Data about app and page elements:
━━━━━━━━
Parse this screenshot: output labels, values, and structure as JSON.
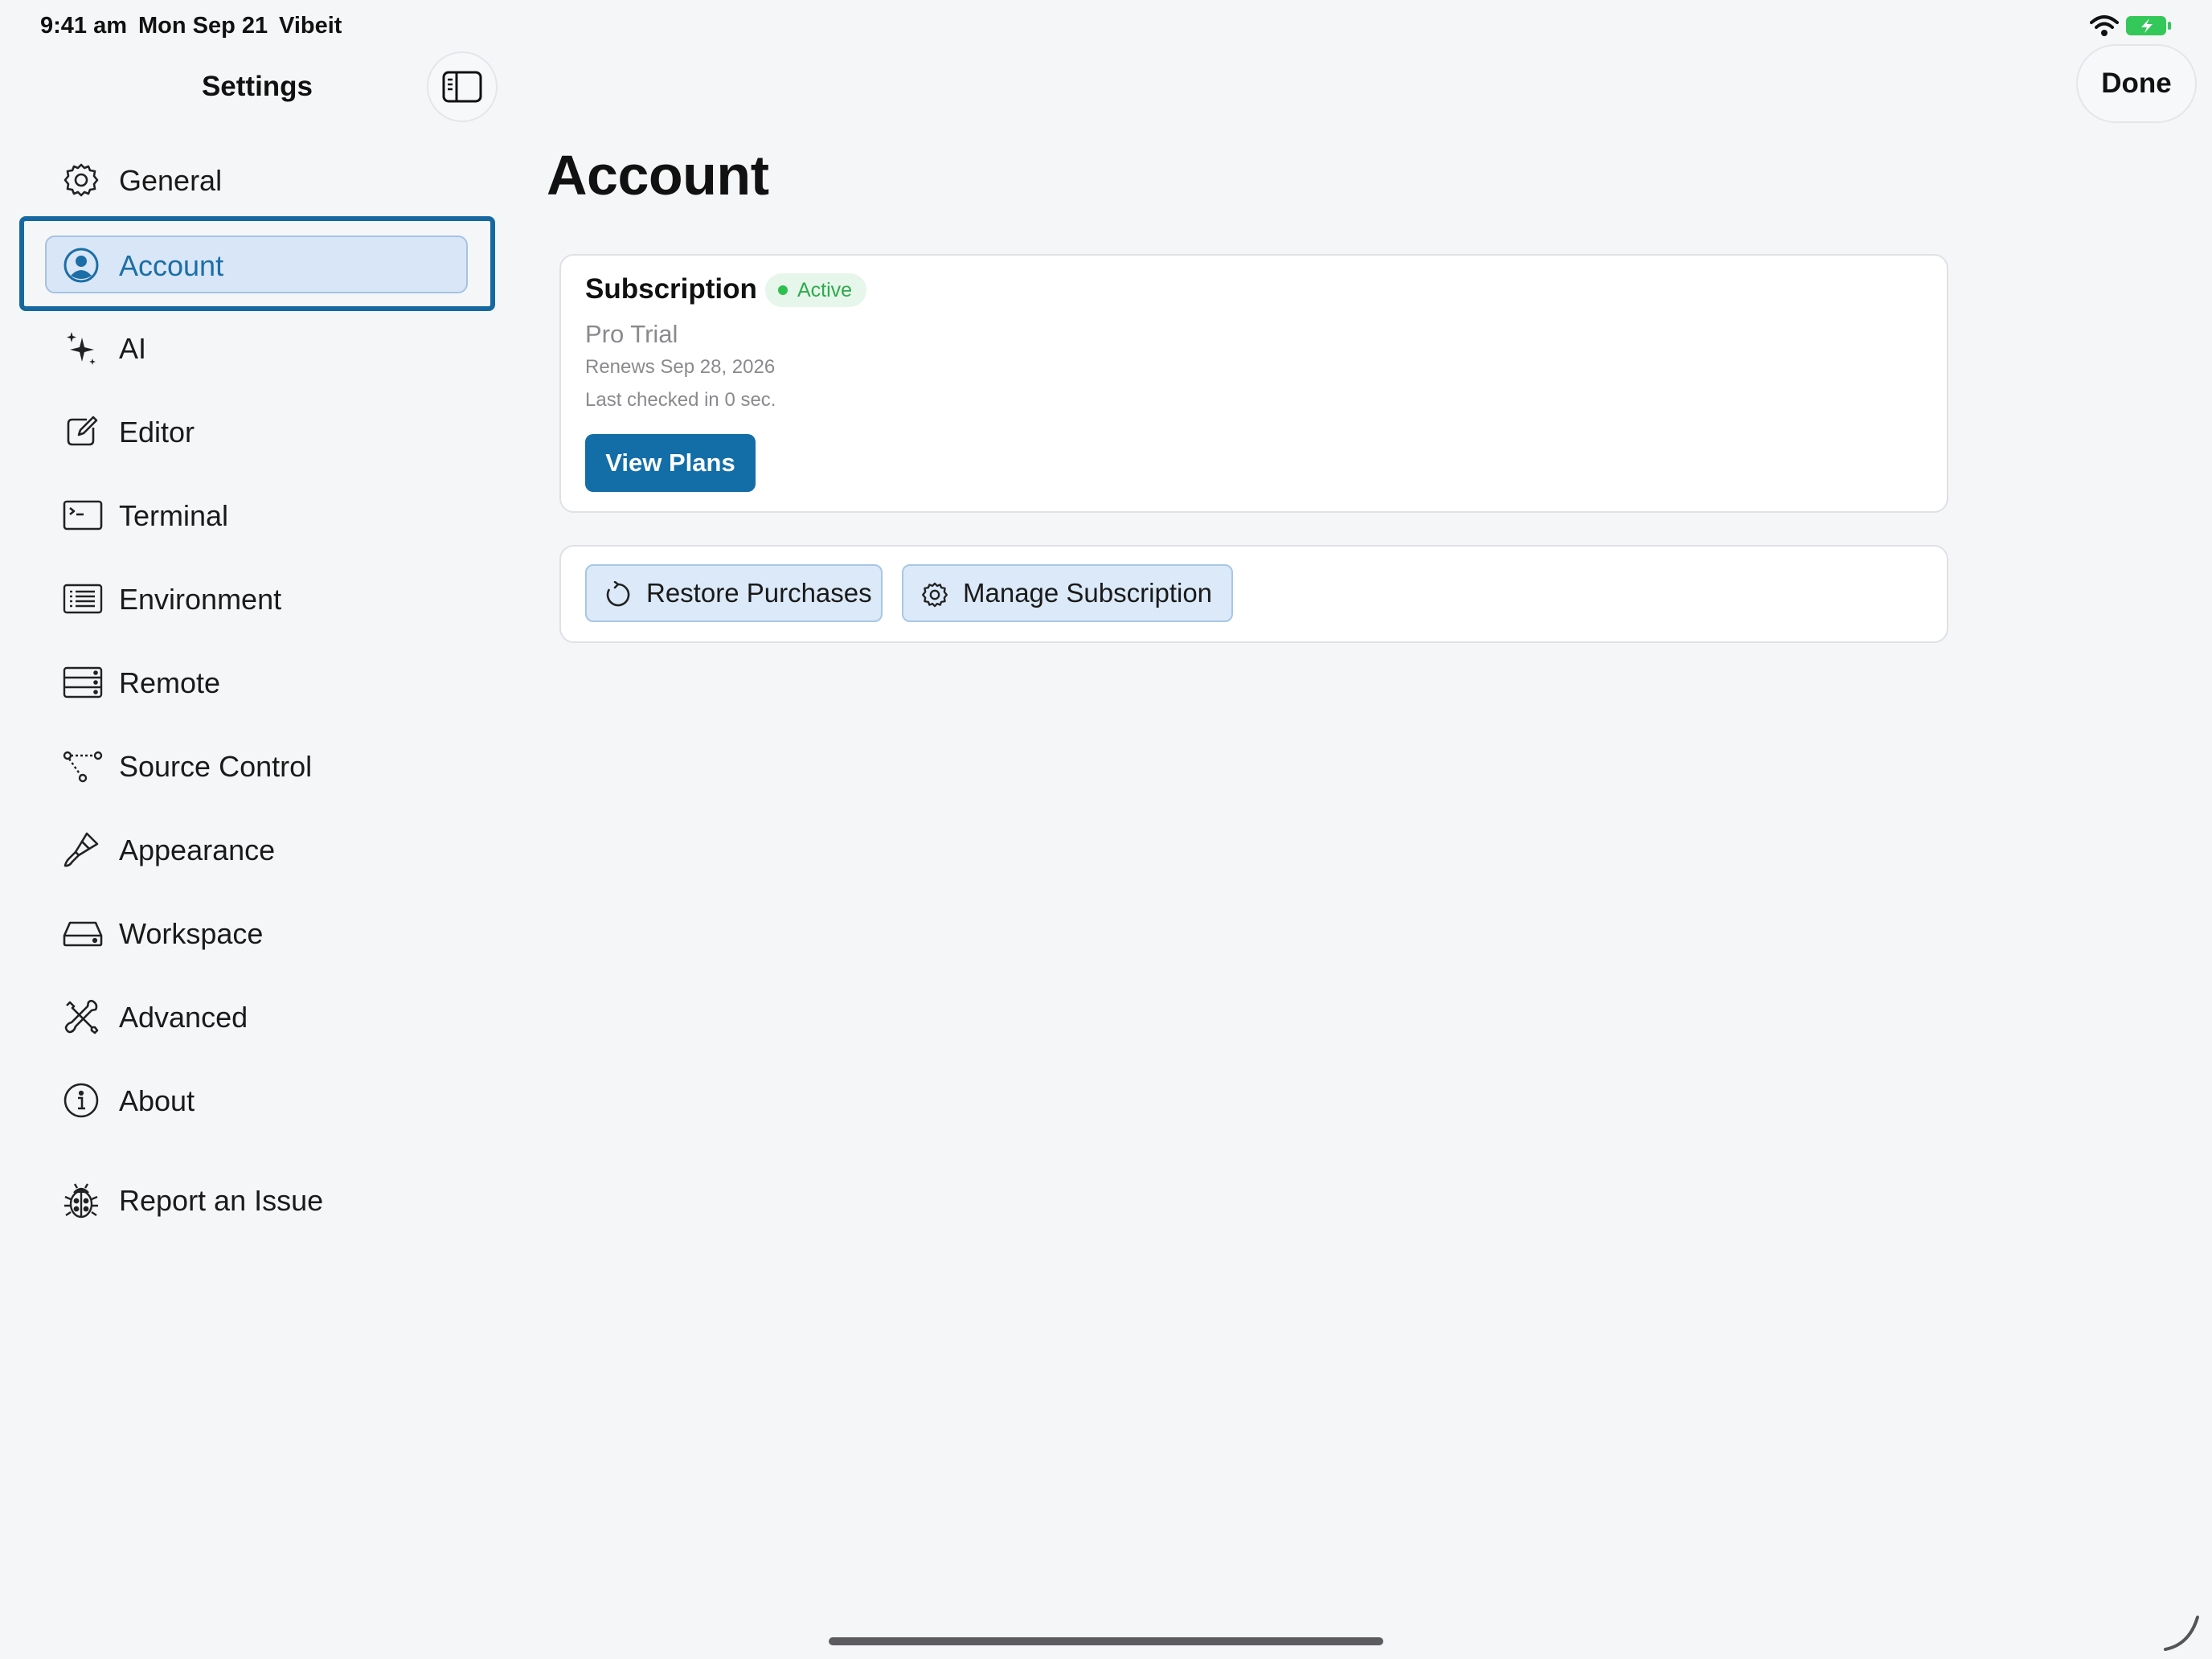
{
  "status_bar": {
    "time": "9:41 am",
    "date": "Mon Sep 21",
    "app": "Vibeit"
  },
  "header": {
    "sidebar_title": "Settings",
    "done_label": "Done"
  },
  "sidebar": {
    "items": [
      {
        "label": "General",
        "icon": "gear-icon"
      },
      {
        "label": "Account",
        "icon": "person-circle-icon",
        "selected": true
      },
      {
        "label": "AI",
        "icon": "sparkles-icon"
      },
      {
        "label": "Editor",
        "icon": "square-pencil-icon"
      },
      {
        "label": "Terminal",
        "icon": "terminal-icon"
      },
      {
        "label": "Environment",
        "icon": "list-rectangle-icon"
      },
      {
        "label": "Remote",
        "icon": "server-rack-icon"
      },
      {
        "label": "Source Control",
        "icon": "branch-icon"
      },
      {
        "label": "Appearance",
        "icon": "paintbrush-icon"
      },
      {
        "label": "Workspace",
        "icon": "drive-icon"
      },
      {
        "label": "Advanced",
        "icon": "wrench-screwdriver-icon"
      },
      {
        "label": "About",
        "icon": "info-circle-icon"
      },
      {
        "label": "Report an Issue",
        "icon": "ladybug-icon"
      }
    ]
  },
  "main": {
    "title": "Account",
    "subscription": {
      "title": "Subscription",
      "status": "Active",
      "plan": "Pro Trial",
      "renews": "Renews Sep 28, 2026",
      "last_checked": "Last checked in 0 sec.",
      "view_plans_label": "View Plans"
    },
    "actions": {
      "restore_label": "Restore Purchases",
      "manage_label": "Manage Subscription"
    }
  },
  "colors": {
    "accent": "#136ea8",
    "selection": "#d8e6f7",
    "active_green": "#2fbf4f"
  }
}
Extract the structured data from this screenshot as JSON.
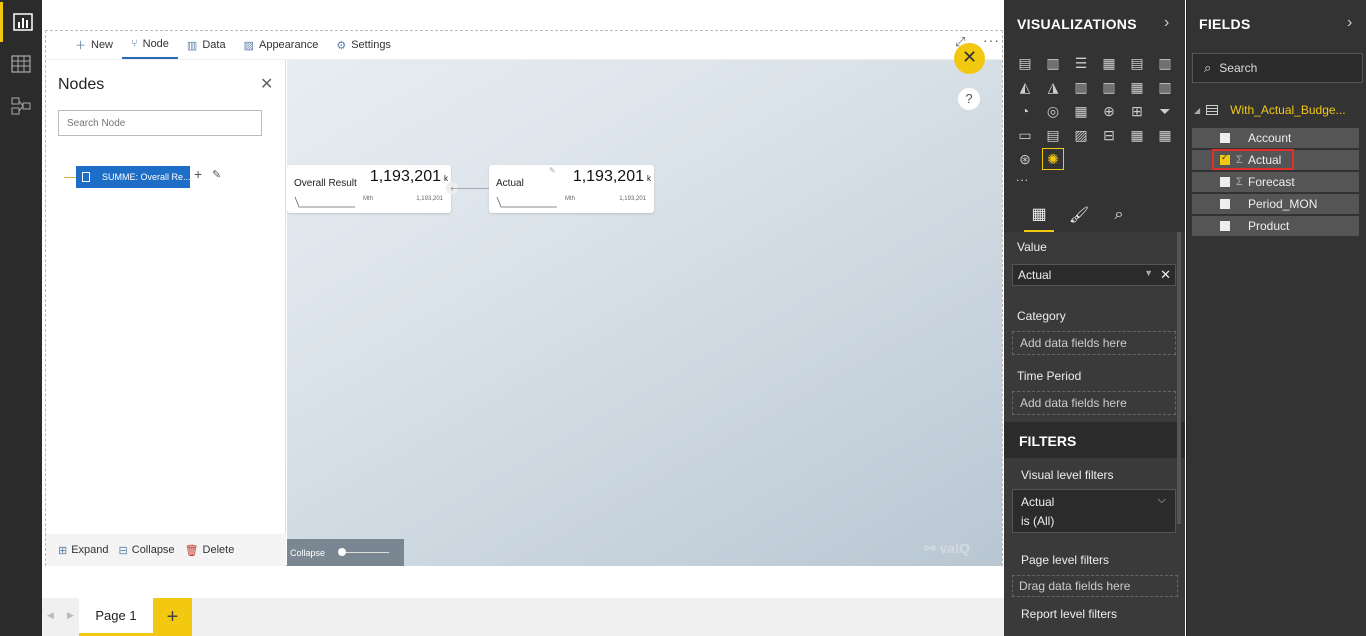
{
  "rail": {
    "items": [
      {
        "name": "report-view-icon",
        "active": true
      },
      {
        "name": "data-view-icon",
        "active": false
      },
      {
        "name": "relationships-view-icon",
        "active": false
      }
    ]
  },
  "visual_toolbar": {
    "new_label": "New",
    "node_label": "Node",
    "data_label": "Data",
    "appearance_label": "Appearance",
    "settings_label": "Settings"
  },
  "nodes_panel": {
    "title": "Nodes",
    "search_placeholder": "Search Node",
    "node_label": "SUMME: Overall Re...",
    "expand_label": "Expand",
    "collapse_label": "Collapse",
    "delete_label": "Delete"
  },
  "tree": {
    "cards": [
      {
        "label": "Overall Result",
        "value": "1,193,201",
        "unit": "k",
        "period": "Mth",
        "small_value": "1,193,201"
      },
      {
        "label": "Actual",
        "value": "1,193,201",
        "unit": "k",
        "period": "Mth",
        "small_value": "1,193,201"
      }
    ],
    "collapse_label": "Collapse",
    "logo_text": "valQ",
    "help_label": "?"
  },
  "pages": {
    "tabs": [
      "Page 1"
    ],
    "add_label": "+"
  },
  "visualizations": {
    "title": "VISUALIZATIONS",
    "icons": [
      "stacked-bar-icon",
      "stacked-column-icon",
      "clustered-bar-icon",
      "clustered-column-icon",
      "100-stacked-bar-icon",
      "100-stacked-column-icon",
      "line-chart-icon",
      "area-chart-icon",
      "stacked-area-icon",
      "line-column-icon",
      "line-clustered-column-icon",
      "ribbon-chart-icon",
      "waterfall-icon",
      "scatter-icon",
      "pie-chart-icon",
      "donut-chart-icon",
      "treemap-icon",
      "map-icon",
      "filled-map-icon",
      "funnel-icon",
      "gauge-icon",
      "card-icon",
      "multi-row-card-icon",
      "kpi-icon",
      "slicer-icon",
      "table-icon",
      "matrix-icon",
      "r-visual-icon",
      "globe-map-icon",
      "valq-icon"
    ],
    "more_label": "...",
    "tabs": [
      "fields-tab-icon",
      "format-tab-icon",
      "analytics-tab-icon"
    ],
    "wells": {
      "value_label": "Value",
      "value_field": "Actual",
      "category_label": "Category",
      "category_placeholder": "Add data fields here",
      "time_label": "Time Period",
      "time_placeholder": "Add data fields here"
    },
    "filters": {
      "title": "FILTERS",
      "visual_label": "Visual level filters",
      "visual_field": "Actual",
      "visual_condition": "is (All)",
      "page_label": "Page level filters",
      "page_placeholder": "Drag data fields here",
      "report_label": "Report level filters"
    }
  },
  "fields": {
    "title": "FIELDS",
    "search_placeholder": "Search",
    "table_name": "With_Actual_Budge...",
    "items": [
      {
        "name": "Account",
        "checked": false,
        "sigma": false
      },
      {
        "name": "Actual",
        "checked": true,
        "sigma": true
      },
      {
        "name": "Forecast",
        "checked": false,
        "sigma": true
      },
      {
        "name": "Period_MON",
        "checked": false,
        "sigma": false
      },
      {
        "name": "Product",
        "checked": false,
        "sigma": false
      }
    ]
  },
  "colors": {
    "accent": "#f2c811",
    "node_blue": "#1e6ec8",
    "pane_bg": "#333333",
    "highlight": "#e0302b"
  }
}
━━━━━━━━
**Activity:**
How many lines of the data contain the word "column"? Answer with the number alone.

**Exercise response:**
5